** TASK INPUT follows **
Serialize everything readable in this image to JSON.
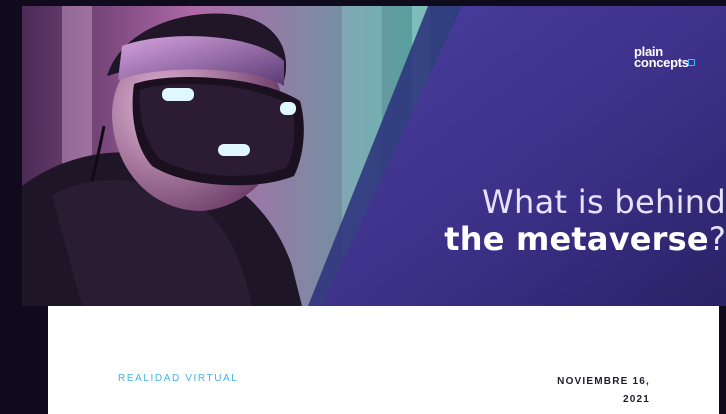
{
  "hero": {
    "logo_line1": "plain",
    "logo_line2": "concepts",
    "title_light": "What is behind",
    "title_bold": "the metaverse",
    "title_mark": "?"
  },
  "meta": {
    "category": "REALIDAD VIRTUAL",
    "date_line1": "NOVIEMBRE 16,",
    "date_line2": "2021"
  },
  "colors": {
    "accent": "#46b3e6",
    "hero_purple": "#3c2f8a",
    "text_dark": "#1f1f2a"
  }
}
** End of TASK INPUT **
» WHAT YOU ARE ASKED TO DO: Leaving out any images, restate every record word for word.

» FINAL ANSWER:
Serialize everything readable in this image to JSON.
{
  "hero": {
    "logo_line1": "plain",
    "logo_line2": "concepts",
    "title_light": "What is behind",
    "title_bold": "the metaverse",
    "title_mark": "?"
  },
  "meta": {
    "category": "REALIDAD VIRTUAL",
    "date_line1": "NOVIEMBRE 16,",
    "date_line2": "2021"
  },
  "colors": {
    "accent": "#46b3e6",
    "hero_purple": "#3c2f8a",
    "text_dark": "#1f1f2a"
  }
}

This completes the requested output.